__Exercise prompt__:
With all images omitted, write out the records word for word.

(Element data from apps and pages)

*** Block opens ***

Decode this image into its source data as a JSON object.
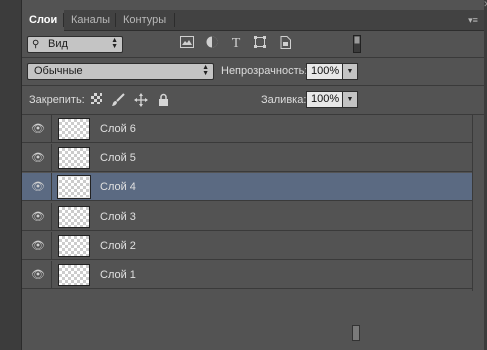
{
  "tabs": [
    {
      "label": "Слои",
      "active": true
    },
    {
      "label": "Каналы",
      "active": false
    },
    {
      "label": "Контуры",
      "active": false
    }
  ],
  "icons": {
    "close": "close-icon",
    "panel_menu": "panel-menu-icon",
    "search": "search-icon",
    "image_filter": "image-filter-icon",
    "adjustment_filter": "adjustment-filter-icon",
    "type_filter": "type-filter-icon",
    "shape_filter": "shape-filter-icon",
    "smart_object_filter": "smart-object-filter-icon",
    "filter_toggle": "filter-toggle-icon",
    "lock_pixels": "checkerboard-icon",
    "lock_paint": "brush-icon",
    "lock_position": "move-icon",
    "lock_all": "padlock-icon",
    "visibility": "eye-icon"
  },
  "filter": {
    "kind_value": "Вид"
  },
  "blend": {
    "mode_value": "Обычные",
    "opacity_label": "Непрозрачность:",
    "opacity_value": "100%"
  },
  "lock": {
    "label": "Закрепить:",
    "fill_label": "Заливка:",
    "fill_value": "100%"
  },
  "layers": [
    {
      "name": "Слой 6",
      "selected": false
    },
    {
      "name": "Слой 5",
      "selected": false
    },
    {
      "name": "Слой 4",
      "selected": true
    },
    {
      "name": "Слой 3",
      "selected": false
    },
    {
      "name": "Слой 2",
      "selected": false
    },
    {
      "name": "Слой 1",
      "selected": false
    }
  ],
  "colors": {
    "panel_bg": "#535353",
    "selected_layer": "#5b6a82",
    "tab_bar": "#424242"
  }
}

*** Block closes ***

__Output of the task__:
Decode this image into its source data as a JSON object.
{
  "tabs": [
    {
      "label": "Слои",
      "active": true
    },
    {
      "label": "Каналы",
      "active": false
    },
    {
      "label": "Контуры",
      "active": false
    }
  ],
  "icons": {
    "close": "close-icon",
    "panel_menu": "panel-menu-icon",
    "search": "search-icon",
    "image_filter": "image-filter-icon",
    "adjustment_filter": "adjustment-filter-icon",
    "type_filter": "type-filter-icon",
    "shape_filter": "shape-filter-icon",
    "smart_object_filter": "smart-object-filter-icon",
    "filter_toggle": "filter-toggle-icon",
    "lock_pixels": "checkerboard-icon",
    "lock_paint": "brush-icon",
    "lock_position": "move-icon",
    "lock_all": "padlock-icon",
    "visibility": "eye-icon"
  },
  "filter": {
    "kind_value": "Вид"
  },
  "blend": {
    "mode_value": "Обычные",
    "opacity_label": "Непрозрачность:",
    "opacity_value": "100%"
  },
  "lock": {
    "label": "Закрепить:",
    "fill_label": "Заливка:",
    "fill_value": "100%"
  },
  "layers": [
    {
      "name": "Слой 6",
      "selected": false
    },
    {
      "name": "Слой 5",
      "selected": false
    },
    {
      "name": "Слой 4",
      "selected": true
    },
    {
      "name": "Слой 3",
      "selected": false
    },
    {
      "name": "Слой 2",
      "selected": false
    },
    {
      "name": "Слой 1",
      "selected": false
    }
  ],
  "colors": {
    "panel_bg": "#535353",
    "selected_layer": "#5b6a82",
    "tab_bar": "#424242"
  }
}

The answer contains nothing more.